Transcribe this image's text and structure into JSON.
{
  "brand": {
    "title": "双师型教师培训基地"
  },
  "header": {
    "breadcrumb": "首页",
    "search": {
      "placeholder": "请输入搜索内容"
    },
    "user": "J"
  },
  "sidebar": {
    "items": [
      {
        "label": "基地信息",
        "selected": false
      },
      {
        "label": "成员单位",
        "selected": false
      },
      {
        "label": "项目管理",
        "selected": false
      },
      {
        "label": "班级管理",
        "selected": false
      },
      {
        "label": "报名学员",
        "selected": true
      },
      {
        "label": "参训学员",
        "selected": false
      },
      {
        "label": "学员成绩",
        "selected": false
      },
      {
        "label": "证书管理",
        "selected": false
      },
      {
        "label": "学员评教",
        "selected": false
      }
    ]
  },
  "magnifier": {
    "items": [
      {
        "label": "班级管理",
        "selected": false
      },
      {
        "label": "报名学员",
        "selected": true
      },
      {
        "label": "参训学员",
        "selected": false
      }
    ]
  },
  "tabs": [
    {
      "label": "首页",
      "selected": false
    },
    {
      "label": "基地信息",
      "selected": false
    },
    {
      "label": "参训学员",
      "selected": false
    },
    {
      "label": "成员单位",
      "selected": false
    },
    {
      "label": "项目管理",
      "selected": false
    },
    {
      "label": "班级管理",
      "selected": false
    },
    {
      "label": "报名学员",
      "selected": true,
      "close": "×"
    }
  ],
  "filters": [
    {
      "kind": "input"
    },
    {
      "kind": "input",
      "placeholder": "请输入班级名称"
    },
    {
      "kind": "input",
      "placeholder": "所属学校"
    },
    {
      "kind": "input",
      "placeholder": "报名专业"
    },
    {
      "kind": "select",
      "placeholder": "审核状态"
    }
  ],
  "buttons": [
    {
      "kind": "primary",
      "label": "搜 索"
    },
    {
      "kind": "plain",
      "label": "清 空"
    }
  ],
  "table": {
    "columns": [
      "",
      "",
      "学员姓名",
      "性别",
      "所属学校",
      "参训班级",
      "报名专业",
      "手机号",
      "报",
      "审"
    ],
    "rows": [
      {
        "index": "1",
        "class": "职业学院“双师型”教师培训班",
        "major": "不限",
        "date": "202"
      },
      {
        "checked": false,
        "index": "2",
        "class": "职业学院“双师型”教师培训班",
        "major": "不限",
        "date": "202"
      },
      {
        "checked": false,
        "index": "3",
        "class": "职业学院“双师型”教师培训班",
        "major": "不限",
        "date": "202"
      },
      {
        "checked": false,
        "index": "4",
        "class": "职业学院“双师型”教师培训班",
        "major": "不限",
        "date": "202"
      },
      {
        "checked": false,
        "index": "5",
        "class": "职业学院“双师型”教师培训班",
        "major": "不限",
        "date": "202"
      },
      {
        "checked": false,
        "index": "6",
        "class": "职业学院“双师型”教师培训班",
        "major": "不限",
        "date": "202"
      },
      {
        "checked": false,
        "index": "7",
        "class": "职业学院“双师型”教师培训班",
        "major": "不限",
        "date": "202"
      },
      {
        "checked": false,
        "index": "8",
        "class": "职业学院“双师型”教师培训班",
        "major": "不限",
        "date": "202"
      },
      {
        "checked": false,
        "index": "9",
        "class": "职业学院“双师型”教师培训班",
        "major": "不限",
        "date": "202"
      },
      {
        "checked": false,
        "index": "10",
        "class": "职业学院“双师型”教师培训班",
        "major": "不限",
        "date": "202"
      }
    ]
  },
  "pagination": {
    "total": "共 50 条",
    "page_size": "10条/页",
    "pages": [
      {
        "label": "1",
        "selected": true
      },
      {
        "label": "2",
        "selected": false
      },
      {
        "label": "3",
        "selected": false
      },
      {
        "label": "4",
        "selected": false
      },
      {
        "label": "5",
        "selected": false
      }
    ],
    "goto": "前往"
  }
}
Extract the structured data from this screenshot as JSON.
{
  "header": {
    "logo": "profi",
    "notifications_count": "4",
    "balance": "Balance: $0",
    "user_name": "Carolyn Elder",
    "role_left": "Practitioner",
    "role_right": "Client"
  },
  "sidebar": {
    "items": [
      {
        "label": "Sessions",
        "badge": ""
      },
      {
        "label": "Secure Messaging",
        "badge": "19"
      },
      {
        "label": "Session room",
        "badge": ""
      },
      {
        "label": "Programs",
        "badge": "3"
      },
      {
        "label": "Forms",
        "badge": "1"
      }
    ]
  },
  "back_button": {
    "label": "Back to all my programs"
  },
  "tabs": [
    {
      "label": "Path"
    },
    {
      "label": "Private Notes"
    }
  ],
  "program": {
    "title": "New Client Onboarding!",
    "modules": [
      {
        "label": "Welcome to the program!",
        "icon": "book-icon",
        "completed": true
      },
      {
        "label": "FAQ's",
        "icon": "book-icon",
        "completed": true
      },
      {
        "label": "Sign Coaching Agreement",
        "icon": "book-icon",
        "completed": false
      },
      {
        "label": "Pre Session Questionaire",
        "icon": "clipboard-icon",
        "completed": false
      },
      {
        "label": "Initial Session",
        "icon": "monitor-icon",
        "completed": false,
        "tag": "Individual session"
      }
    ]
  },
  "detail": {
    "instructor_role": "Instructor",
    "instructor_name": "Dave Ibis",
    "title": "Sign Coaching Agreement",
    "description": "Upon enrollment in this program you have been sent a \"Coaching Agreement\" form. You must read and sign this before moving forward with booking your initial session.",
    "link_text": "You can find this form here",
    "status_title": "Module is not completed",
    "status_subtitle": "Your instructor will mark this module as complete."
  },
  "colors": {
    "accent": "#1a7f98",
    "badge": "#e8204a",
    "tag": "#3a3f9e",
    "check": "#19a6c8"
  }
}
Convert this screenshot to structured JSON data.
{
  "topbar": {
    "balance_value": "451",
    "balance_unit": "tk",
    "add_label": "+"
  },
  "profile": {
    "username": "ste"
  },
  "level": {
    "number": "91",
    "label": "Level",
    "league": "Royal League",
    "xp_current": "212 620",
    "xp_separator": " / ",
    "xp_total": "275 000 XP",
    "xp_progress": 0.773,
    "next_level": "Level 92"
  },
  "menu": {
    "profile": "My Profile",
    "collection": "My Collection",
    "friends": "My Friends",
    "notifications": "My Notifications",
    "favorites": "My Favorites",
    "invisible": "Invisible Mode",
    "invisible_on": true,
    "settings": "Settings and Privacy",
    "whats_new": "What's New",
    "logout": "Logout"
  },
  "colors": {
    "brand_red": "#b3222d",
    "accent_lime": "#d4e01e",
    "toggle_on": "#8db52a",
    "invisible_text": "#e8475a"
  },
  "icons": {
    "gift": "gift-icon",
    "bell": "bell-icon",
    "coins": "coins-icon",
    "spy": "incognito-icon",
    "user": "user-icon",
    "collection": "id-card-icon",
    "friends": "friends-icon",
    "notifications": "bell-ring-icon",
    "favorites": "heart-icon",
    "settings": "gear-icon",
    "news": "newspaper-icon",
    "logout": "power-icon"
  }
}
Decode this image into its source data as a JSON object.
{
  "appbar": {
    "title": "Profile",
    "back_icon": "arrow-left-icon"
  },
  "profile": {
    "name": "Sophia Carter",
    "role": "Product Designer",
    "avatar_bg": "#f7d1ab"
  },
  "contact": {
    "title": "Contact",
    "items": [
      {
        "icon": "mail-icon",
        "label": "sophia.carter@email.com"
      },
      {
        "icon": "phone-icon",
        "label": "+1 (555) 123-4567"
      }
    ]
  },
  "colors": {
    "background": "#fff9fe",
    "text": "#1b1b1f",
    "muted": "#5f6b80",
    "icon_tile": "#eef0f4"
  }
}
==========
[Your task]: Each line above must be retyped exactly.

[Response box]:
Transcribe this image's text and structure into JSON.
{
  "brand": {
    "title": "双师型教师培训基地"
  },
  "header": {
    "breadcrumb": "首页",
    "search": {
      "placeholder": "请输入搜索内容"
    },
    "user": "J"
  },
  "sidebar": {
    "items": [
      {
        "label": "基地信息",
        "selected": false
      },
      {
        "label": "成员单位",
        "selected": false
      },
      {
        "label": "项目管理",
        "selected": false
      },
      {
        "label": "班级管理",
        "selected": false
      },
      {
        "label": "报名学员",
        "selected": true
      },
      {
        "label": "参训学员",
        "selected": false
      },
      {
        "label": "学员成绩",
        "selected": false
      },
      {
        "label": "证书管理",
        "selected": false
      },
      {
        "label": "学员评教",
        "selected": false
      }
    ]
  },
  "magnifier": {
    "items": [
      {
        "label": "班级管理",
        "selected": false
      },
      {
        "label": "报名学员",
        "selected": true
      },
      {
        "label": "参训学员",
        "selected": false
      }
    ]
  },
  "tabs": [
    {
      "label": "首页",
      "selected": false
    },
    {
      "label": "基地信息",
      "selected": false
    },
    {
      "label": "参训学员",
      "selected": false
    },
    {
      "label": "成员单位",
      "selected": false
    },
    {
      "label": "项目管理",
      "selected": false
    },
    {
      "label": "班级管理",
      "selected": false
    },
    {
      "label": "报名学员",
      "selected": true,
      "close": "×"
    }
  ],
  "filters": [
    {
      "kind": "input"
    },
    {
      "kind": "input",
      "placeholder": "请输入班级名称"
    },
    {
      "kind": "input",
      "placeholder": "所属学校"
    },
    {
      "kind": "input",
      "placeholder": "报名专业"
    },
    {
      "kind": "select",
      "placeholder": "审核状态"
    }
  ],
  "buttons": [
    {
      "kind": "primary",
      "label": "搜 索"
    },
    {
      "kind": "plain",
      "label": "清 空"
    }
  ],
  "table": {
    "columns": [
      "",
      "",
      "学员姓名",
      "性别",
      "所属学校",
      "参训班级",
      "报名专业",
      "手机号",
      "报",
      "审"
    ],
    "rows": [
      {
        "index": "1",
        "class": "职业学院“双师型”教师培训班",
        "major": "不限",
        "date": "202"
      },
      {
        "checked": false,
        "index": "2",
        "class": "职业学院“双师型”教师培训班",
        "major": "不限",
        "date": "202"
      },
      {
        "checked": false,
        "index": "3",
        "class": "职业学院“双师型”教师培训班",
        "major": "不限",
        "date": "202"
      },
      {
        "checked": false,
        "index": "4",
        "class": "职业学院“双师型”教师培训班",
        "major": "不限",
        "date": "202"
      },
      {
        "checked": false,
        "index": "5",
        "class": "职业学院“双师型”教师培训班",
        "major": "不限",
        "date": "202"
      },
      {
        "checked": false,
        "index": "6",
        "class": "职业学院“双师型”教师培训班",
        "major": "不限",
        "date": "202"
      },
      {
        "checked": false,
        "index": "7",
        "class": "职业学院“双师型”教师培训班",
        "major": "不限",
        "date": "202"
      },
      {
        "checked": false,
        "index": "8",
        "class": "职业学院“双师型”教师培训班",
        "major": "不限",
        "date": "202"
      },
      {
        "checked": false,
        "index": "9",
        "class": "职业学院“双师型”教师培训班",
        "major": "不限",
        "date": "202"
      },
      {
        "checked": false,
        "index": "10",
        "class": "职业学院“双师型”教师培训班",
        "major": "不限",
        "date": "202"
      }
    ]
  },
  "pagination": {
    "total": "共 50 条",
    "page_size": "10条/页",
    "pages": [
      {
        "label": "1",
        "selected": true
      },
      {
        "label": "2",
        "selected": false
      },
      {
        "label": "3",
        "selected": false
      },
      {
        "label": "4",
        "selected": false
      },
      {
        "label": "5",
        "selected": false
      }
    ],
    "goto": "前往"
  }
}
Extract the structured data from this screenshot as JSON.
{
  "header": {
    "logo": "profi",
    "notifications_count": "4",
    "balance": "Balance: $0",
    "user_name": "Carolyn Elder",
    "role_left": "Practitioner",
    "role_right": "Client"
  },
  "sidebar": {
    "items": [
      {
        "label": "Sessions",
        "badge": ""
      },
      {
        "label": "Secure Messaging",
        "badge": "19"
      },
      {
        "label": "Session room",
        "badge": ""
      },
      {
        "label": "Programs",
        "badge": "3"
      },
      {
        "label": "Forms",
        "badge": "1"
      }
    ]
  },
  "back_button": {
    "label": "Back to all my programs"
  },
  "tabs": [
    {
      "label": "Path"
    },
    {
      "label": "Private Notes"
    }
  ],
  "program": {
    "title": "New Client Onboarding!",
    "modules": [
      {
        "label": "Welcome to the program!",
        "icon": "book-icon",
        "completed": true
      },
      {
        "label": "FAQ's",
        "icon": "book-icon",
        "completed": true
      },
      {
        "label": "Sign Coaching Agreement",
        "icon": "book-icon",
        "completed": false
      },
      {
        "label": "Pre Session Questionaire",
        "icon": "clipboard-icon",
        "completed": false
      },
      {
        "label": "Initial Session",
        "icon": "monitor-icon",
        "completed": false,
        "tag": "Individual session"
      }
    ]
  },
  "detail": {
    "instructor_role": "Instructor",
    "instructor_name": "Dave Ibis",
    "title": "Sign Coaching Agreement",
    "description": "Upon enrollment in this program you have been sent a \"Coaching Agreement\" form. You must read and sign this before moving forward with booking your initial session.",
    "link_text": "You can find this form here",
    "status_title": "Module is not completed",
    "status_subtitle": "Your instructor will mark this module as complete."
  },
  "colors": {
    "accent": "#1a7f98",
    "badge": "#e8204a",
    "tag": "#3a3f9e",
    "check": "#19a6c8"
  }
}
Convert this screenshot to structured JSON data.
{
  "topbar": {
    "balance_value": "451",
    "balance_unit": "tk",
    "add_label": "+"
  },
  "profile": {
    "username": "ste"
  },
  "level": {
    "number": "91",
    "label": "Level",
    "league": "Royal League",
    "xp_current": "212 620",
    "xp_separator": " / ",
    "xp_total": "275 000 XP",
    "xp_progress": 0.773,
    "next_level": "Level 92"
  },
  "menu": {
    "profile": "My Profile",
    "collection": "My Collection",
    "friends": "My Friends",
    "notifications": "My Notifications",
    "favorites": "My Favorites",
    "invisible": "Invisible Mode",
    "invisible_on": true,
    "settings": "Settings and Privacy",
    "whats_new": "What's New",
    "logout": "Logout"
  },
  "colors": {
    "brand_red": "#b3222d",
    "accent_lime": "#d4e01e",
    "toggle_on": "#8db52a",
    "invisible_text": "#e8475a"
  },
  "icons": {
    "gift": "gift-icon",
    "bell": "bell-icon",
    "coins": "coins-icon",
    "spy": "incognito-icon",
    "user": "user-icon",
    "collection": "id-card-icon",
    "friends": "friends-icon",
    "notifications": "bell-ring-icon",
    "favorites": "heart-icon",
    "settings": "gear-icon",
    "news": "newspaper-icon",
    "logout": "power-icon"
  }
}
Decode this image into its source data as a JSON object.
{
  "appbar": {
    "title": "Profile",
    "back_icon": "arrow-left-icon"
  },
  "profile": {
    "name": "Sophia Carter",
    "role": "Product Designer",
    "avatar_bg": "#f7d1ab"
  },
  "contact": {
    "title": "Contact",
    "items": [
      {
        "icon": "mail-icon",
        "label": "sophia.carter@email.com"
      },
      {
        "icon": "phone-icon",
        "label": "+1 (555) 123-4567"
      }
    ]
  },
  "colors": {
    "background": "#fff9fe",
    "text": "#1b1b1f",
    "muted": "#5f6b80",
    "icon_tile": "#eef0f4"
  }
}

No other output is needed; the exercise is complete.